● Exercise details:
Each line of the data below goes into the copy exactly; pictures do not.

● Data listing:
Content starts

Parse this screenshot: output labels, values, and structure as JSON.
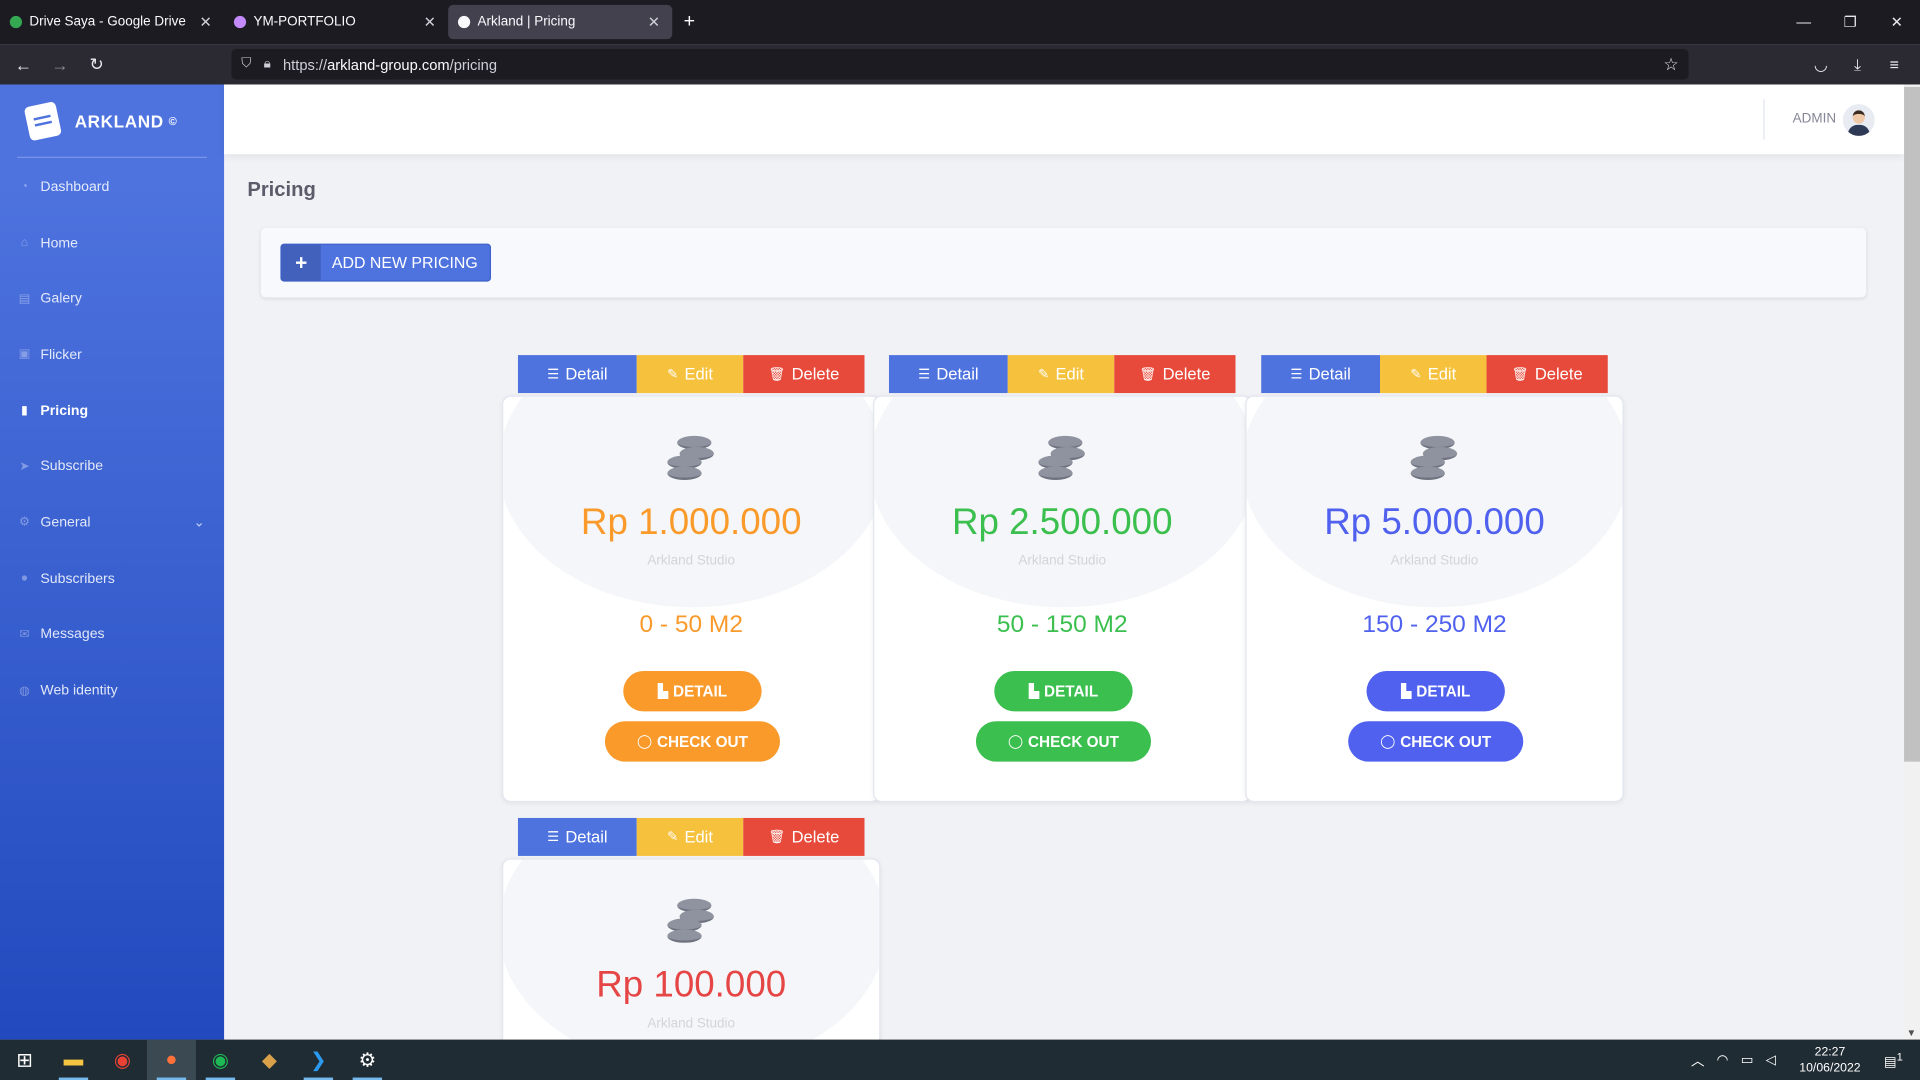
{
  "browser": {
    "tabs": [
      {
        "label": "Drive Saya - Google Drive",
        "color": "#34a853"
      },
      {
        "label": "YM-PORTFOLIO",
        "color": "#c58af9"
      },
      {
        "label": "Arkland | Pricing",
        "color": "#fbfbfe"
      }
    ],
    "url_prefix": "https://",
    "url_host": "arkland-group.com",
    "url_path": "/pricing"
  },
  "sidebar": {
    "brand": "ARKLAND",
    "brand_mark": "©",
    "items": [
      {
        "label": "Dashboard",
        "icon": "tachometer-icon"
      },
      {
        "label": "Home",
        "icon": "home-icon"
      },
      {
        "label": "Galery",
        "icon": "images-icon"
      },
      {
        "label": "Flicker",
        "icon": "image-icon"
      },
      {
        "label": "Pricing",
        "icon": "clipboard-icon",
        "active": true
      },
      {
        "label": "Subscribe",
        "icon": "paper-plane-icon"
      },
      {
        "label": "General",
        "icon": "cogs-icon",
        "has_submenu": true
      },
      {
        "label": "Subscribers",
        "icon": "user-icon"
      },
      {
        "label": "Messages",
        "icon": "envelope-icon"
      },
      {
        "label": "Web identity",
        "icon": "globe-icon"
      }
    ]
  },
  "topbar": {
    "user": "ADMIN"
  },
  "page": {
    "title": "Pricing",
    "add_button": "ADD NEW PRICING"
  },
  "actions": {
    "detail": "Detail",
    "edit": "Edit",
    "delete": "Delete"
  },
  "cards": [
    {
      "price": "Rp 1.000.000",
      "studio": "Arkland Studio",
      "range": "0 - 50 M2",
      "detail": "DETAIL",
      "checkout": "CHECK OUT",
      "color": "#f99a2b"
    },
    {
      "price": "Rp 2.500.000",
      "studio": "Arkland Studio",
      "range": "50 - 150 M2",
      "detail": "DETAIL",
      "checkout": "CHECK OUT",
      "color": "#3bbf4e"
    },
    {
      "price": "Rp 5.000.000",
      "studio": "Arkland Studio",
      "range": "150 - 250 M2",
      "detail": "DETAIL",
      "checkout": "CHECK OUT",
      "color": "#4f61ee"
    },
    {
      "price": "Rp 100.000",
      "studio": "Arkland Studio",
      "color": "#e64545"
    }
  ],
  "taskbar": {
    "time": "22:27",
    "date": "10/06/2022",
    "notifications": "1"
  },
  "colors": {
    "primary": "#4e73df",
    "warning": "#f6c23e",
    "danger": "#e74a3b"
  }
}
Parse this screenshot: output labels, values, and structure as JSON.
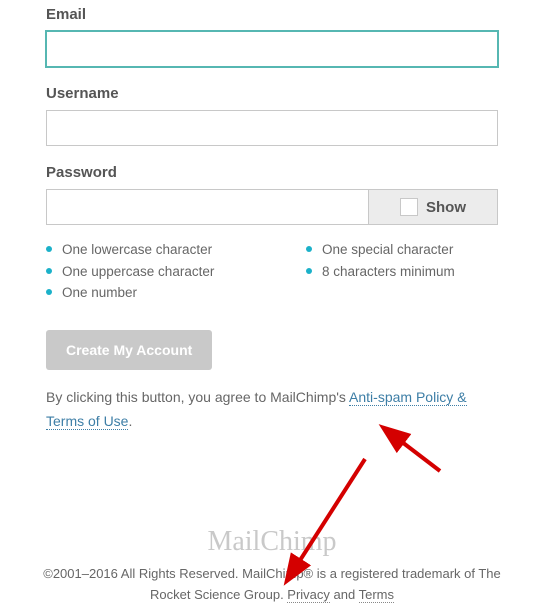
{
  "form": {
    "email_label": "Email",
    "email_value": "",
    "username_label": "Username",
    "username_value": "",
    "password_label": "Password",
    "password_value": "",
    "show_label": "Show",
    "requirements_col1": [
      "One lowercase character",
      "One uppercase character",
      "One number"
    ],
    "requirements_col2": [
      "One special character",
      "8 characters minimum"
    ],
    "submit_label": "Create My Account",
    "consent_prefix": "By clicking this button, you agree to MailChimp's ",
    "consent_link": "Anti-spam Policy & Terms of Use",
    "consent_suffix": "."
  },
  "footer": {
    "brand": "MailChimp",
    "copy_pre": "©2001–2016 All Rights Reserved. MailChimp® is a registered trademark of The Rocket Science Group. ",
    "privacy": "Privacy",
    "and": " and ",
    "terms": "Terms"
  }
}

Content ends

● Task solution:
Parse this screenshot: output labels, values, and structure as JSON.
{
  "browser": {
    "tabs": [
      {
        "label": "Drive Saya - Google Drive",
        "color": "#34a853"
      },
      {
        "label": "YM-PORTFOLIO",
        "color": "#c58af9"
      },
      {
        "label": "Arkland | Pricing",
        "color": "#fbfbfe"
      }
    ],
    "url_prefix": "https://",
    "url_host": "arkland-group.com",
    "url_path": "/pricing"
  },
  "sidebar": {
    "brand": "ARKLAND",
    "brand_mark": "©",
    "items": [
      {
        "label": "Dashboard",
        "icon": "tachometer-icon"
      },
      {
        "label": "Home",
        "icon": "home-icon"
      },
      {
        "label": "Galery",
        "icon": "images-icon"
      },
      {
        "label": "Flicker",
        "icon": "image-icon"
      },
      {
        "label": "Pricing",
        "icon": "clipboard-icon",
        "active": true
      },
      {
        "label": "Subscribe",
        "icon": "paper-plane-icon"
      },
      {
        "label": "General",
        "icon": "cogs-icon",
        "has_submenu": true
      },
      {
        "label": "Subscribers",
        "icon": "user-icon"
      },
      {
        "label": "Messages",
        "icon": "envelope-icon"
      },
      {
        "label": "Web identity",
        "icon": "globe-icon"
      }
    ]
  },
  "topbar": {
    "user": "ADMIN"
  },
  "page": {
    "title": "Pricing",
    "add_button": "ADD NEW PRICING"
  },
  "actions": {
    "detail": "Detail",
    "edit": "Edit",
    "delete": "Delete"
  },
  "cards": [
    {
      "price": "Rp 1.000.000",
      "studio": "Arkland Studio",
      "range": "0 - 50 M2",
      "detail": "DETAIL",
      "checkout": "CHECK OUT",
      "color": "#f99a2b"
    },
    {
      "price": "Rp 2.500.000",
      "studio": "Arkland Studio",
      "range": "50 - 150 M2",
      "detail": "DETAIL",
      "checkout": "CHECK OUT",
      "color": "#3bbf4e"
    },
    {
      "price": "Rp 5.000.000",
      "studio": "Arkland Studio",
      "range": "150 - 250 M2",
      "detail": "DETAIL",
      "checkout": "CHECK OUT",
      "color": "#4f61ee"
    },
    {
      "price": "Rp 100.000",
      "studio": "Arkland Studio",
      "color": "#e64545"
    }
  ],
  "taskbar": {
    "time": "22:27",
    "date": "10/06/2022",
    "notifications": "1"
  },
  "colors": {
    "primary": "#4e73df",
    "warning": "#f6c23e",
    "danger": "#e74a3b"
  }
}
Parse this screenshot: output labels, values, and structure as JSON.
{
  "form": {
    "email_label": "Email",
    "email_value": "",
    "username_label": "Username",
    "username_value": "",
    "password_label": "Password",
    "password_value": "",
    "show_label": "Show",
    "requirements_col1": [
      "One lowercase character",
      "One uppercase character",
      "One number"
    ],
    "requirements_col2": [
      "One special character",
      "8 characters minimum"
    ],
    "submit_label": "Create My Account",
    "consent_prefix": "By clicking this button, you agree to MailChimp's ",
    "consent_link": "Anti-spam Policy & Terms of Use",
    "consent_suffix": "."
  },
  "footer": {
    "brand": "MailChimp",
    "copy_pre": "©2001–2016 All Rights Reserved. MailChimp® is a registered trademark of The Rocket Science Group. ",
    "privacy": "Privacy",
    "and": " and ",
    "terms": "Terms"
  }
}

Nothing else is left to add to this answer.